A new study suggests that tooth-binding micelles (or particles) may provide long-term cavity protection by adhering to tooth surfaces and gradually releasing encapsulated antimicrobials. Formulation of a mouthwash-based delivery system is anticipated, ultimately simplifying application and increasing at-home patient compliance. The researchers from the University of Nebraska Medical Center, Omaha and the University of Florida, Gainesville report their findings in the November 2009 issue of the journal Antimicrobial Agents and Chemotherapy.
One of the main contributing factors to dental cavities is overpopulation of acid-producing bacteria in the oral cavity that causes localized destruction of compromised dental hard tissue. Due to the episodic nature of cavities, long-term benefits of periodic treatments administered during routine office visits are minimal. Other delivery systems developed to maintain drug concentrations, including bioadhesive tablets, patches, films, and gels, aren't very effective on the tooth surface and often cause irritation resulting in poor patient compliance. Emphasis on the need for therapeutic strategies that target the bacterial aspect of the disease and a delivery platform that would maintain the drug concentration on the tooth surface is warranted.
In the study tooth-binding micelles (molecular particles) were developed and encapsulated with farnesol, an antimicrobial recently found to be effective against the cavity causing bacterium Streptococcus mutans UA159. When tested on a model tooth surface the micelles were able to swiftly bind and gradually release the encapsulated farnesol. Additionally, biofilm inhibition studies of the farnesol-containing tooth-binding micelles demonstrated that they were able to inhibit S. mutans UA159 at much higher levels than untreated blank control micelles.

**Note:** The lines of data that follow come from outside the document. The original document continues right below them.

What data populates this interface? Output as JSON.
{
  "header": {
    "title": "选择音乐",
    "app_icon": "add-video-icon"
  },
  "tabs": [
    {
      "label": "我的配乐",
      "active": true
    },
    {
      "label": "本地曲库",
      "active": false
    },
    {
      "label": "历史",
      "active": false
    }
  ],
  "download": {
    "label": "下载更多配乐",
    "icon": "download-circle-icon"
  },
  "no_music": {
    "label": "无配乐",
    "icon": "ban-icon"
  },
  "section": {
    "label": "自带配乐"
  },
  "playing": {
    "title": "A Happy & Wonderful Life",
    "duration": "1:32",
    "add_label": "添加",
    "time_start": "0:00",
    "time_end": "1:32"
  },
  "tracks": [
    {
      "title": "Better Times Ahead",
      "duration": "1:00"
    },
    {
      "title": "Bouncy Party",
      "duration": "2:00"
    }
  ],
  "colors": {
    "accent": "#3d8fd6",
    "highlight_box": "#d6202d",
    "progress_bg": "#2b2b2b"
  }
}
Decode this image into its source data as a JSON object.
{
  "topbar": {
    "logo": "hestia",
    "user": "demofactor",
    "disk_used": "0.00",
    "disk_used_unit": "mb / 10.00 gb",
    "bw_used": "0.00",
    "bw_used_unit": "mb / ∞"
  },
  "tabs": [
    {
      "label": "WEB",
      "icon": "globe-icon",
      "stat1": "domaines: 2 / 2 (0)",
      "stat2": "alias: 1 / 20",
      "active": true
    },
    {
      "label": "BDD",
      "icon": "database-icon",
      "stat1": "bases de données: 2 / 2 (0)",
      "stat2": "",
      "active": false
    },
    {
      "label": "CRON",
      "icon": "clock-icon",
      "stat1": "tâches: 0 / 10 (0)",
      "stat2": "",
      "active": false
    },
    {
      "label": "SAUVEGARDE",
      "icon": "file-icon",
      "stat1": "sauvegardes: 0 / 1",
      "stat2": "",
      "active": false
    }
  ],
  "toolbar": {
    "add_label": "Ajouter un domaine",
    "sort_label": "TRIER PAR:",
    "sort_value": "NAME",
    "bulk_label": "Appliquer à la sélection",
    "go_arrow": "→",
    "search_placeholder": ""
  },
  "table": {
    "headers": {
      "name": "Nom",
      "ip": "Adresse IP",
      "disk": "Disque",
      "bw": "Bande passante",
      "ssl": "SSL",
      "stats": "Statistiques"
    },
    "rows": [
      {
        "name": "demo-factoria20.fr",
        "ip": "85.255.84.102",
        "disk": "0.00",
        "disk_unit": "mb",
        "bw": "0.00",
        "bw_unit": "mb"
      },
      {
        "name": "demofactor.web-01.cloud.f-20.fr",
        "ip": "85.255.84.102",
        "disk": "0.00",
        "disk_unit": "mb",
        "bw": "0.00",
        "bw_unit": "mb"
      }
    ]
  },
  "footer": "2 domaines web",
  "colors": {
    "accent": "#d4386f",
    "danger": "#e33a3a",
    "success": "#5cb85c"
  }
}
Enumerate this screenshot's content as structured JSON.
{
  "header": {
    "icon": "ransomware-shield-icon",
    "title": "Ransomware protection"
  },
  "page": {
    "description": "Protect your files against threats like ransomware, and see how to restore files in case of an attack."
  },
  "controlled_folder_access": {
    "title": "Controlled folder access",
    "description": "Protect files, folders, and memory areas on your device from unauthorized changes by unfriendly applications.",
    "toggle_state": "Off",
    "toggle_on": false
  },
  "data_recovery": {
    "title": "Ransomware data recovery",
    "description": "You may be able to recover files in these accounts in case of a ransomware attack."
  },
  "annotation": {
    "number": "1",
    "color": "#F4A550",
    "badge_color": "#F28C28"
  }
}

"A tooth-binding micelle delivery platform for the prevention and treatment of dental carries has been designed and prepared in this study," say the researchers. "It is anticipated that the tooth-binding micelles have the potential to be formulated into mouth rinses that may have the merits of simple application, cultural acceptance, and improved patient compliance."